Music review: Niilo Smeds
Album Title: Helicopter Circles
Released: October 2011
Coming back home can be a tough proposition. There’s comfort in familiar surroundings, but hidden in unseen corners there’s also decay that needs to be faced. Fresno musician Niilo Smeds, a Reedley native who has spent time living in the Bay Area and on the central coast, writes songs that speak to making a life in California’s paradoxical Central Valley. The ache and hum of his full-length solo debut record, Helicopter Circles, puts a melancholic sheen on Smeds’ stripped-down, lo-fi EP from this past spring, elevating his songs to poetic proportions.
Smeds is the best songwriter in Fresno right now – period. His words cut quickly to the bone on the leadoff track, “Summer Air.” The first two lines: “You’ve come back to your friends now that you’re alone. You need someone to see you cry.” Any boomerang kid can recognize the song’s banging and crashing as the feelings that come with leaving, coming back, and then making an uneasy peace with your choice. The song “I Don’t Need You” is a declaration of independence, a peek past the neat and tidy guts of a song to the profound flaws of relationships. Smeds sings: “You’ve heard this song a hundred ways. They could have the same name and the story would barely change.”
There are gorgeous musical textures here, too.
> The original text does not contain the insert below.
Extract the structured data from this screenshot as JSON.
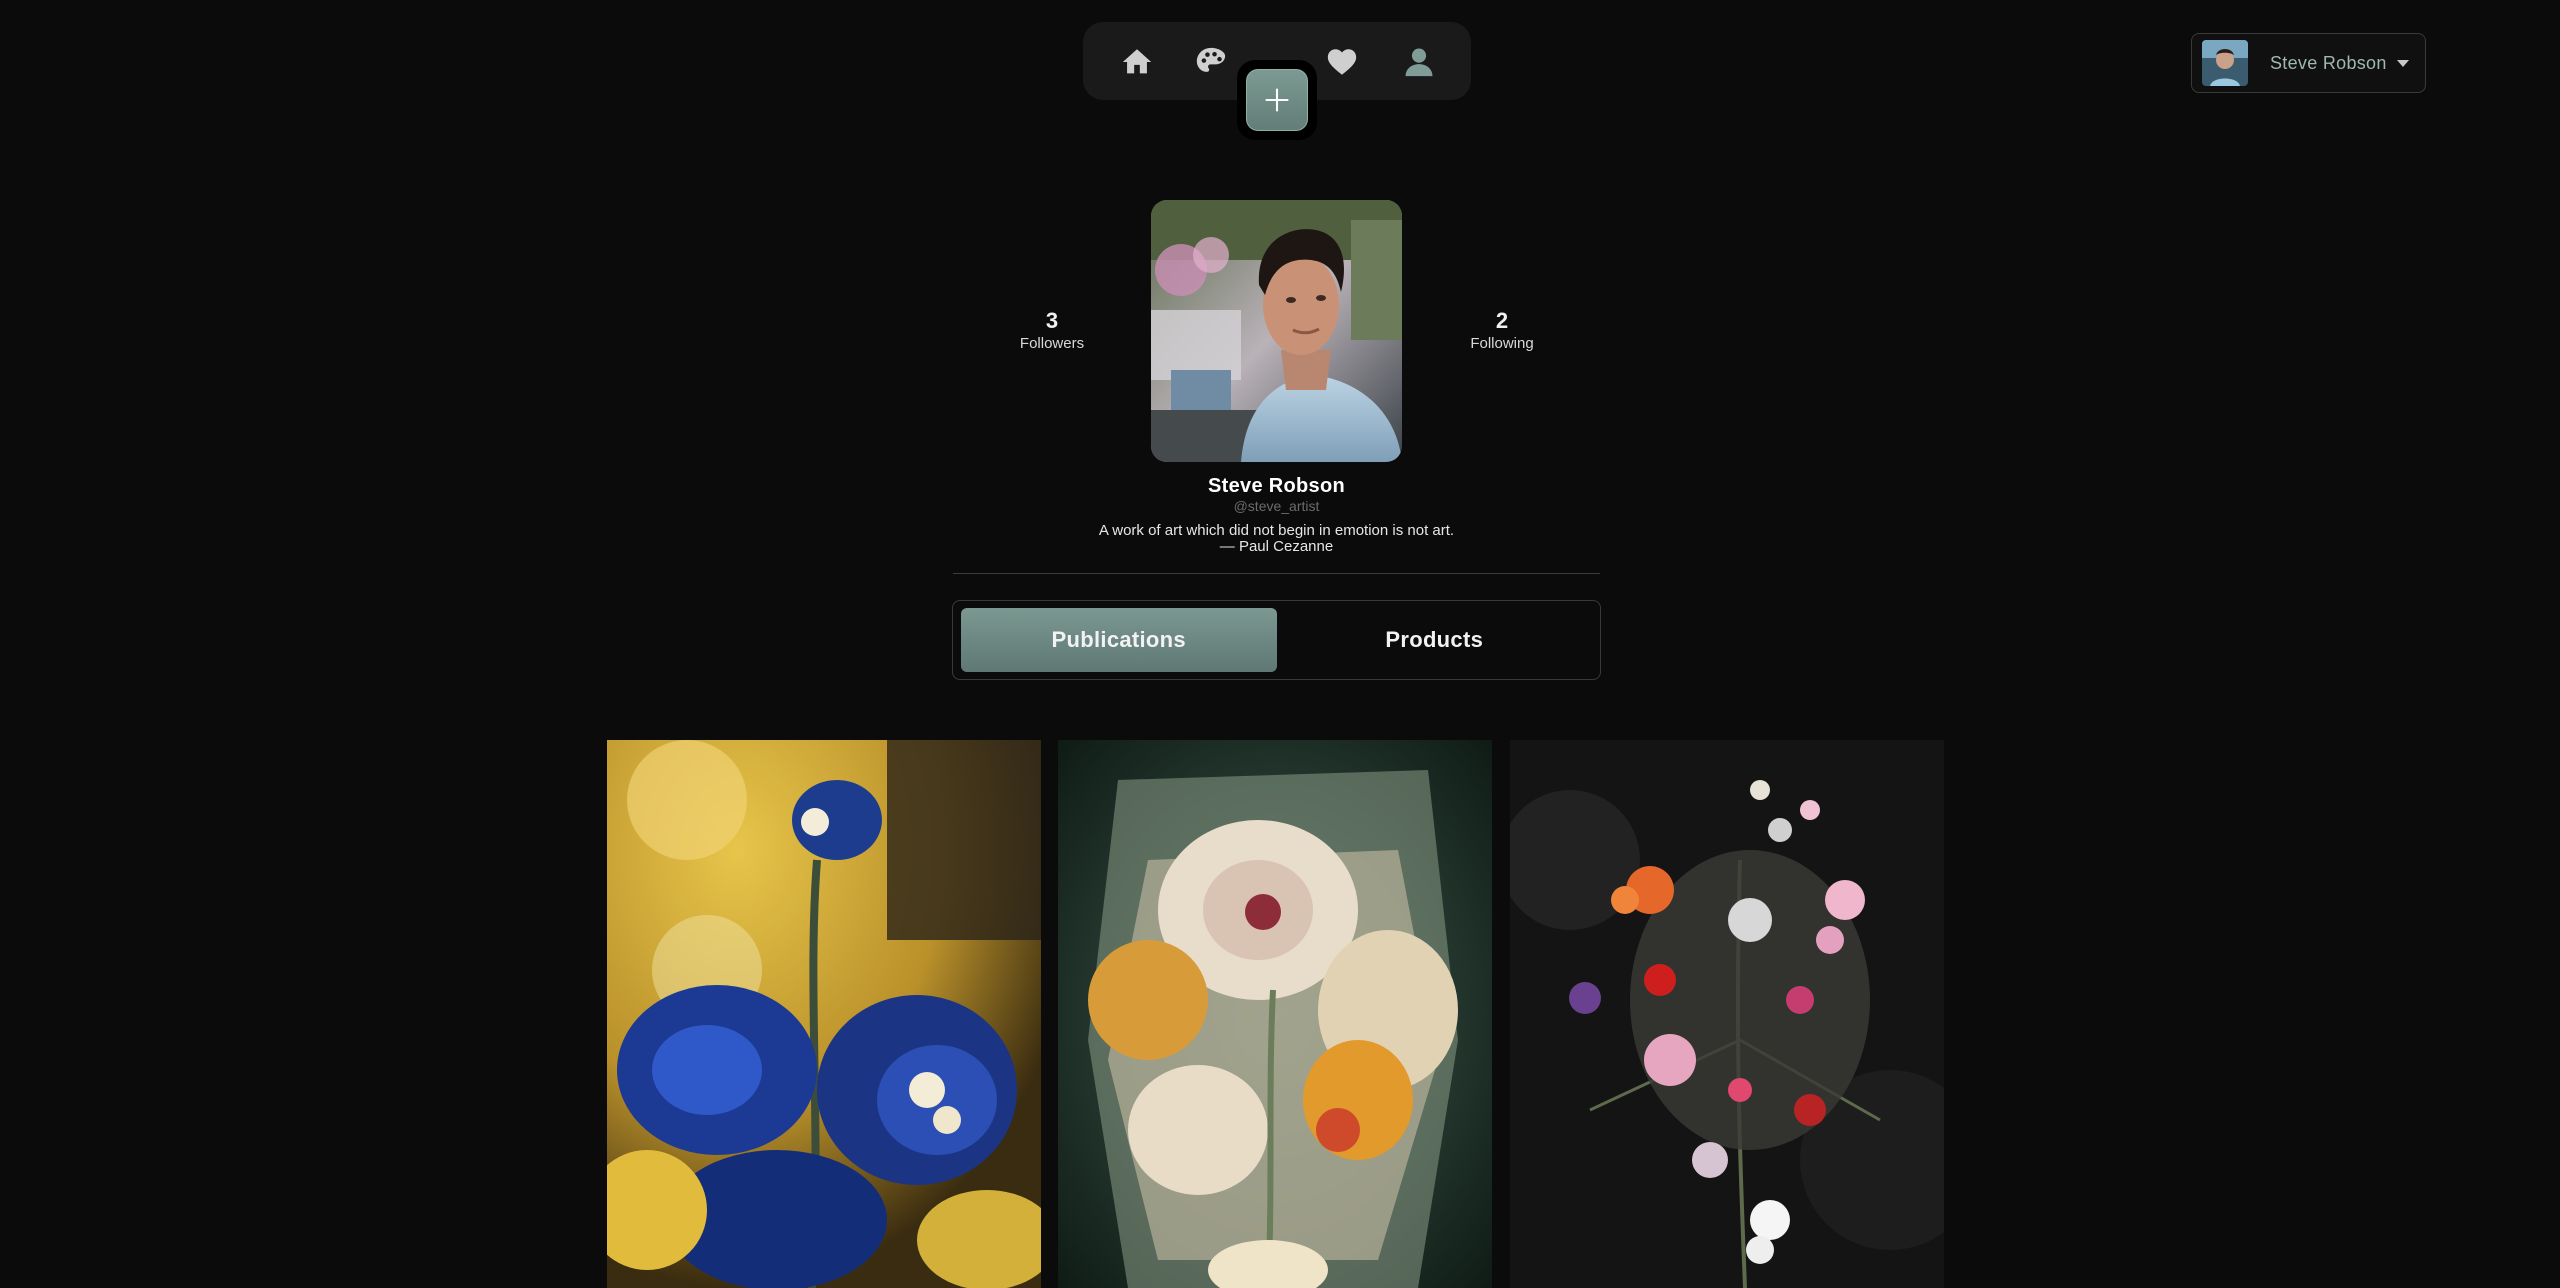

The song “What” sounds like a nursery rhyme dressed up as a waltz, and it summons both the delicate finger-plucking guitar of Elliott Smith as well as the blank resignation of the early Beck song “Rowboat.” The freewheeling instrumental “High Winds” feels ready-made for a road trip to the mountains, trunk loaded with fishing poles and a cooler full of beer, your hand riding the air outside the window as the road gives up the straightness of Fresno and gets more and more winding.
The standout track on the record is “Dreaming,” full of the bittersweet pangs of the place you call home. It feels like Smeds is singing to Fresno itself when he delivers such lines as, “I feel so hated by the one I always thought would love me,” and “I’m like a dog trying to run away, not knowing that he’s home.” The song’s twangy, carefree guitar amplifies the contradiction of feeling safe in a town that might not ultimately be good for you at all.
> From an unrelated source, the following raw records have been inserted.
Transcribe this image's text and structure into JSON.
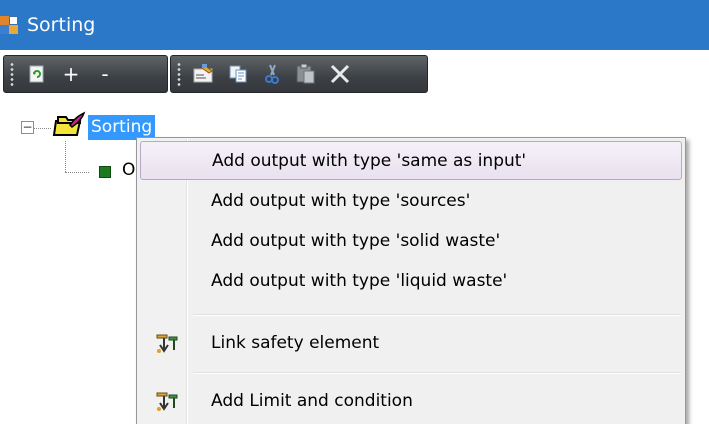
{
  "window": {
    "title": "Sorting"
  },
  "toolbar": {
    "group1": [
      {
        "icon": "refresh-icon"
      },
      {
        "icon": "plus-icon",
        "label": "+"
      },
      {
        "icon": "minus-icon",
        "label": "-"
      }
    ],
    "group2": [
      {
        "icon": "properties-icon"
      },
      {
        "icon": "copy-icon"
      },
      {
        "icon": "cut-icon"
      },
      {
        "icon": "paste-icon"
      },
      {
        "icon": "delete-icon"
      }
    ]
  },
  "tree": {
    "root": {
      "label": "Sorting",
      "expander": "−",
      "icon": "folder-node-icon"
    },
    "child": {
      "label": "O",
      "icon": "green-square-icon"
    }
  },
  "context_menu": {
    "items": [
      {
        "label": "Add output with type 'same as input'",
        "highlighted": true
      },
      {
        "label": "Add output with type 'sources'"
      },
      {
        "label": "Add output with type 'solid waste'"
      },
      {
        "label": "Add output with type 'liquid waste'"
      },
      {
        "label": "Link safety element",
        "icon": "link-element-icon"
      },
      {
        "label": "Add Limit and condition",
        "icon": "add-limit-icon"
      }
    ]
  }
}
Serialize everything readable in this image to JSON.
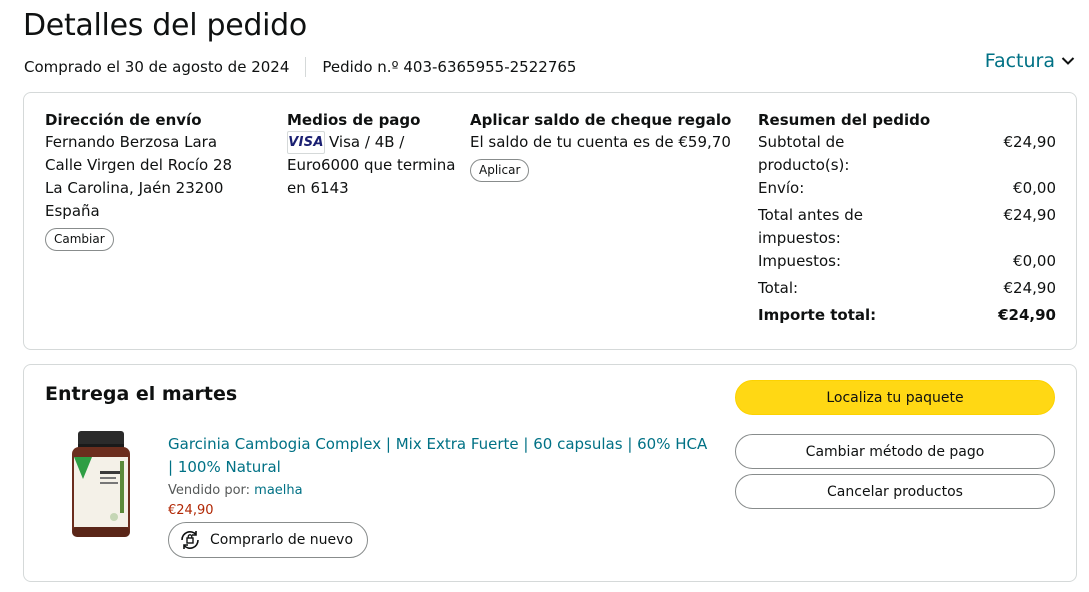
{
  "header": {
    "title": "Detalles del pedido",
    "purchased": "Comprado el 30 de agosto de 2024",
    "order_number": "Pedido n.º 403-6365955-2522765",
    "invoice_label": "Factura"
  },
  "shipping": {
    "heading": "Dirección de envío",
    "name": "Fernando Berzosa Lara",
    "street": "Calle Virgen del Rocío 28",
    "city": "La Carolina, Jaén 23200",
    "country": "España",
    "change_label": "Cambiar"
  },
  "payment": {
    "heading": "Medios de pago",
    "card_brand": "VISA",
    "text_line1": "Visa / 4B /",
    "text_line2": "Euro6000  que termina",
    "text_line3": "en 6143"
  },
  "gift": {
    "heading": "Aplicar saldo de cheque regalo",
    "balance_text": "El saldo de tu cuenta es de €59,70",
    "apply_label": "Aplicar"
  },
  "summary": {
    "heading": "Resumen del pedido",
    "rows": [
      {
        "label": "Subtotal de producto(s):",
        "value": "€24,90"
      },
      {
        "label": "Envío:",
        "value": "€0,00"
      },
      {
        "label": "Total antes de impuestos:",
        "value": "€24,90"
      },
      {
        "label": "Impuestos:",
        "value": "€0,00"
      },
      {
        "label": "Total:",
        "value": "€24,90"
      },
      {
        "label": "Importe total:",
        "value": "€24,90"
      }
    ]
  },
  "delivery": {
    "title": "Entrega el martes",
    "product_title": "Garcinia Cambogia Complex | Mix Extra Fuerte | 60 capsulas | 60% HCA | 100% Natural",
    "seller_prefix": "Vendido por:",
    "seller_name": "maelha",
    "price": "€24,90",
    "buy_again_label": "Comprarlo de nuevo",
    "track_label": "Localiza tu paquete",
    "change_payment_label": "Cambiar método de pago",
    "cancel_label": "Cancelar productos"
  },
  "colors": {
    "link": "#007185",
    "primary_button": "#ffd814",
    "price": "#b12704",
    "border": "#d5d9d9"
  },
  "icons": {
    "invoice_chevron": "chevron-down-icon",
    "buy_again": "buy-again-icon",
    "card": "visa-card-icon"
  }
}
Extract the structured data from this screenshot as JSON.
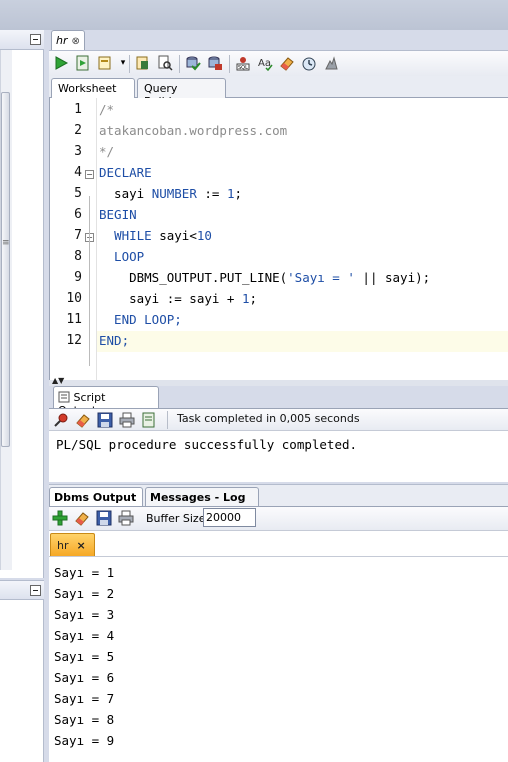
{
  "editor_tab": {
    "label": "hr",
    "close": "⊗"
  },
  "toolbar_icons": [
    "run-statement",
    "run-script",
    "commit",
    "rollback",
    "explain-plan",
    "autotrace",
    "sql-tuning",
    "format",
    "clear",
    "history",
    "sql-monitor"
  ],
  "sub_tabs": {
    "worksheet": "Worksheet",
    "query_builder": "Query Builder"
  },
  "code": {
    "line_numbers": [
      "1",
      "2",
      "3",
      "4",
      "5",
      "6",
      "7",
      "8",
      "9",
      "10",
      "11",
      "12"
    ],
    "lines": [
      {
        "t": "/*",
        "c": "cm"
      },
      {
        "t": "atakancoban.wordpress.com",
        "c": "cm"
      },
      {
        "t": "*/",
        "c": "cm"
      },
      {
        "t": "DECLARE",
        "c": "kw"
      },
      {
        "t": "  sayi NUMBER := 1;",
        "c": "mixed"
      },
      {
        "t": "BEGIN",
        "c": "kw"
      },
      {
        "t": "  WHILE sayi<10",
        "c": "mixed"
      },
      {
        "t": "  LOOP",
        "c": "kw"
      },
      {
        "t": "    DBMS_OUTPUT.PUT_LINE('Sayı = ' || sayi);",
        "c": "mixed"
      },
      {
        "t": "    sayi := sayi + 1;",
        "c": "mixed"
      },
      {
        "t": "  END LOOP;",
        "c": "kw"
      },
      {
        "t": "END;",
        "c": "kw"
      }
    ]
  },
  "script_output": {
    "tab_label": "Script Output",
    "close": "×",
    "status": "Task completed in 0,005 seconds",
    "result": "PL/SQL procedure successfully completed."
  },
  "dbms": {
    "tab_label": "Dbms Output",
    "tab_close": "⊗",
    "messages_tab": "Messages - Log",
    "buffer_label": "Buffer Size:",
    "buffer_value": "20000",
    "connection_tab": "hr",
    "connection_close": "×",
    "lines": [
      "Sayı = 1",
      "Sayı = 2",
      "Sayı = 3",
      "Sayı = 4",
      "Sayı = 5",
      "Sayı = 6",
      "Sayı = 7",
      "Sayı = 8",
      "Sayı = 9"
    ]
  }
}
It is ultimately significant that Helicopter Circles begins with a slow, steady drumbeat like a heartbeat, and it ends with a swelling, two-minute revelry of keys and cymbals. This is the sound of working-class rock gospel, steeped in Central Valley dust, shots of whiskey, and simmering blood. The spirit will sink in.